* **AIM OF THE TASK**
Below are some records; print every one of them exactly.

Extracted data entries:
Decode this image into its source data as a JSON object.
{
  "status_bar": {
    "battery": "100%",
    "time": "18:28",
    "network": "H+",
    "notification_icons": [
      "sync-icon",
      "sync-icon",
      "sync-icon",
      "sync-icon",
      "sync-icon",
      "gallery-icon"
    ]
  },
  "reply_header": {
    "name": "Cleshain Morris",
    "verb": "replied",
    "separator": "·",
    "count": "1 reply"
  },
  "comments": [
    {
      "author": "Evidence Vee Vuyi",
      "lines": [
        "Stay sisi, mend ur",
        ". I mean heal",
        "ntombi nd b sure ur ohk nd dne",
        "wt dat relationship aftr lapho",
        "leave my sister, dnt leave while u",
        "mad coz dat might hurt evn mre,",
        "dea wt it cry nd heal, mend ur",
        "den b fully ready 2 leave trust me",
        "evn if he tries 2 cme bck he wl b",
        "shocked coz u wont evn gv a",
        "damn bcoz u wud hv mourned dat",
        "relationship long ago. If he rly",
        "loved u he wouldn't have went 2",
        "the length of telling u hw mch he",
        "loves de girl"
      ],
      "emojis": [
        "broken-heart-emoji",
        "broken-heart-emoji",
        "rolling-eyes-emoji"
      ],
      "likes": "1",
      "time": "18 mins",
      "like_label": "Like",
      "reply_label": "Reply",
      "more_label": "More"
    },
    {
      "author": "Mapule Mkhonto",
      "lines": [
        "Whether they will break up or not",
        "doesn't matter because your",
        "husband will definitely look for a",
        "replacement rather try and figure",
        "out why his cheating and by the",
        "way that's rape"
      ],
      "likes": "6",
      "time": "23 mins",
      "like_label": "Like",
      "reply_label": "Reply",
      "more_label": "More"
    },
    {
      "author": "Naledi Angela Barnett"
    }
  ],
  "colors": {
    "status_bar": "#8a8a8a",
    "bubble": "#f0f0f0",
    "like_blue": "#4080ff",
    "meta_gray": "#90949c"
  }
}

* **OUTPUT OF THE EXERCISE**
Decode this image into its source data as a JSON object.
{
  "status_bar": {
    "battery": "100%",
    "time": "18:28",
    "network": "H+",
    "notification_icons": [
      "sync-icon",
      "sync-icon",
      "sync-icon",
      "sync-icon",
      "sync-icon",
      "gallery-icon"
    ]
  },
  "reply_header": {
    "name": "Cleshain Morris",
    "verb": "replied",
    "separator": "·",
    "count": "1 reply"
  },
  "comments": [
    {
      "author": "Evidence Vee Vuyi",
      "lines": [
        "Stay sisi, mend ur",
        ". I mean heal",
        "ntombi nd b sure ur ohk nd dne",
        "wt dat relationship aftr lapho",
        "leave my sister, dnt leave while u",
        "mad coz dat might hurt evn mre,",
        "dea wt it cry nd heal, mend ur",
        "den b fully ready 2 leave trust me",
        "evn if he tries 2 cme bck he wl b",
        "shocked coz u wont evn gv a",
        "damn bcoz u wud hv mourned dat",
        "relationship long ago. If he rly",
        "loved u he wouldn't have went 2",
        "the length of telling u hw mch he",
        "loves de girl"
      ],
      "emojis": [
        "broken-heart-emoji",
        "broken-heart-emoji",
        "rolling-eyes-emoji"
      ],
      "likes": "1",
      "time": "18 mins",
      "like_label": "Like",
      "reply_label": "Reply",
      "more_label": "More"
    },
    {
      "author": "Mapule Mkhonto",
      "lines": [
        "Whether they will break up or not",
        "doesn't matter because your",
        "husband will definitely look for a",
        "replacement rather try and figure",
        "out why his cheating and by the",
        "way that's rape"
      ],
      "likes": "6",
      "time": "23 mins",
      "like_label": "Like",
      "reply_label": "Reply",
      "more_label": "More"
    },
    {
      "author": "Naledi Angela Barnett"
    }
  ],
  "colors": {
    "status_bar": "#8a8a8a",
    "bubble": "#f0f0f0",
    "like_blue": "#4080ff",
    "meta_gray": "#90949c"
  }
}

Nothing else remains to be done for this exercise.